**Problem requirements:**
Below are the entries; set down each of them exactly.
################
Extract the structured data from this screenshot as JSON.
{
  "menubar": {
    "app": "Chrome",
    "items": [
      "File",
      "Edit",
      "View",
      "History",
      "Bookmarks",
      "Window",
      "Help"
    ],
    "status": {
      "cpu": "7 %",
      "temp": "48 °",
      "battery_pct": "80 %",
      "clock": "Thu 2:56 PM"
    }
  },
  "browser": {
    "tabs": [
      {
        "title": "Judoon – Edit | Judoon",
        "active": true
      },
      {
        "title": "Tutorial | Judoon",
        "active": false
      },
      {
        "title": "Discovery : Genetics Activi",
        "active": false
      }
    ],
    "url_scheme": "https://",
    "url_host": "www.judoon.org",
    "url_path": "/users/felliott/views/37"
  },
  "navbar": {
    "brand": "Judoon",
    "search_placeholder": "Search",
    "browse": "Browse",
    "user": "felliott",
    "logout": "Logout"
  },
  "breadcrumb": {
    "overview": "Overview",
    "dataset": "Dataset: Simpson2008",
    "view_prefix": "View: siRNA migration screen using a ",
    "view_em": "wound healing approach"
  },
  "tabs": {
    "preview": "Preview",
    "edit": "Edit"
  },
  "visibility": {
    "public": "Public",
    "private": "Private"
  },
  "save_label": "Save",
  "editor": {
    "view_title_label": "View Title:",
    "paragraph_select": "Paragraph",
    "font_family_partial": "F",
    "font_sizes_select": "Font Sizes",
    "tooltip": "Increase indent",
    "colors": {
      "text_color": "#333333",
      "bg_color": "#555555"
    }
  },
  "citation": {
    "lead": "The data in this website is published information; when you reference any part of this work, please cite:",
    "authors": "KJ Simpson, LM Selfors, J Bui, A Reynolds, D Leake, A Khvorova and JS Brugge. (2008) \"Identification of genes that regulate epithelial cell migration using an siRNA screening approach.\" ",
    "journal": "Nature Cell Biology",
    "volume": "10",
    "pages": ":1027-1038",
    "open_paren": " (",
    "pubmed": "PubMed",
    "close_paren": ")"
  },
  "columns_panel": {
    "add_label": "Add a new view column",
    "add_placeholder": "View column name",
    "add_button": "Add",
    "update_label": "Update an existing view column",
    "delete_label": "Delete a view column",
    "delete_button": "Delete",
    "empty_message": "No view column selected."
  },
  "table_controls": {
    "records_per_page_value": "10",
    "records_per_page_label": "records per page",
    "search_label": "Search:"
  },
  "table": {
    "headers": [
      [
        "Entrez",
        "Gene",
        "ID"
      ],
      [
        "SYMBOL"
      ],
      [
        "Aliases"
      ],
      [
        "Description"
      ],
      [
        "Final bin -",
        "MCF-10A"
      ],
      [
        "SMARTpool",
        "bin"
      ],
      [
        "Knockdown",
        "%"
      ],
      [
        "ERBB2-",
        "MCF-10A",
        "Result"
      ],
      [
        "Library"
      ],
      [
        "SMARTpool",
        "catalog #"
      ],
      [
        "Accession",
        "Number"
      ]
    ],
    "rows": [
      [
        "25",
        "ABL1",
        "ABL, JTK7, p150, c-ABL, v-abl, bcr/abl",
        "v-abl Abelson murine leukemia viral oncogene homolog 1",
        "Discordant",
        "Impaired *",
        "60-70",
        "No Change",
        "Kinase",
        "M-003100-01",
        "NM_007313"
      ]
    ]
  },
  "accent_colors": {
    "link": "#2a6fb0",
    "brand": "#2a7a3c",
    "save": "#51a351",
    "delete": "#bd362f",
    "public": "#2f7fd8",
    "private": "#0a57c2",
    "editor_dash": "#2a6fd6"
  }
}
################
**Result of this exercise:**
Extract the structured data from this screenshot as JSON.
{
  "menubar": {
    "app": "Chrome",
    "items": [
      "File",
      "Edit",
      "View",
      "History",
      "Bookmarks",
      "Window",
      "Help"
    ],
    "status": {
      "cpu": "7 %",
      "temp": "48 °",
      "battery_pct": "80 %",
      "clock": "Thu 2:56 PM"
    }
  },
  "browser": {
    "tabs": [
      {
        "title": "Judoon – Edit | Judoon",
        "active": true
      },
      {
        "title": "Tutorial | Judoon",
        "active": false
      },
      {
        "title": "Discovery : Genetics Activi",
        "active": false
      }
    ],
    "url_scheme": "https://",
    "url_host": "www.judoon.org",
    "url_path": "/users/felliott/views/37"
  },
  "navbar": {
    "brand": "Judoon",
    "search_placeholder": "Search",
    "browse": "Browse",
    "user": "felliott",
    "logout": "Logout"
  },
  "breadcrumb": {
    "overview": "Overview",
    "dataset": "Dataset: Simpson2008",
    "view_prefix": "View: siRNA migration screen using a ",
    "view_em": "wound healing approach"
  },
  "tabs": {
    "preview": "Preview",
    "edit": "Edit"
  },
  "visibility": {
    "public": "Public",
    "private": "Private"
  },
  "save_label": "Save",
  "editor": {
    "view_title_label": "View Title:",
    "paragraph_select": "Paragraph",
    "font_family_partial": "F",
    "font_sizes_select": "Font Sizes",
    "tooltip": "Increase indent",
    "colors": {
      "text_color": "#333333",
      "bg_color": "#555555"
    }
  },
  "citation": {
    "lead": "The data in this website is published information; when you reference any part of this work, please cite:",
    "authors": "KJ Simpson, LM Selfors, J Bui, A Reynolds, D Leake, A Khvorova and JS Brugge. (2008) \"Identification of genes that regulate epithelial cell migration using an siRNA screening approach.\" ",
    "journal": "Nature Cell Biology",
    "volume": "10",
    "pages": ":1027-1038",
    "open_paren": " (",
    "pubmed": "PubMed",
    "close_paren": ")"
  },
  "columns_panel": {
    "add_label": "Add a new view column",
    "add_placeholder": "View column name",
    "add_button": "Add",
    "update_label": "Update an existing view column",
    "delete_label": "Delete a view column",
    "delete_button": "Delete",
    "empty_message": "No view column selected."
  },
  "table_controls": {
    "records_per_page_value": "10",
    "records_per_page_label": "records per page",
    "search_label": "Search:"
  },
  "table": {
    "headers": [
      [
        "Entrez",
        "Gene",
        "ID"
      ],
      [
        "SYMBOL"
      ],
      [
        "Aliases"
      ],
      [
        "Description"
      ],
      [
        "Final bin -",
        "MCF-10A"
      ],
      [
        "SMARTpool",
        "bin"
      ],
      [
        "Knockdown",
        "%"
      ],
      [
        "ERBB2-",
        "MCF-10A",
        "Result"
      ],
      [
        "Library"
      ],
      [
        "SMARTpool",
        "catalog #"
      ],
      [
        "Accession",
        "Number"
      ]
    ],
    "rows": [
      [
        "25",
        "ABL1",
        "ABL, JTK7, p150, c-ABL, v-abl, bcr/abl",
        "v-abl Abelson murine leukemia viral oncogene homolog 1",
        "Discordant",
        "Impaired *",
        "60-70",
        "No Change",
        "Kinase",
        "M-003100-01",
        "NM_007313"
      ]
    ]
  },
  "accent_colors": {
    "link": "#2a6fb0",
    "brand": "#2a7a3c",
    "save": "#51a351",
    "delete": "#bd362f",
    "public": "#2f7fd8",
    "private": "#0a57c2",
    "editor_dash": "#2a6fd6"
  }
}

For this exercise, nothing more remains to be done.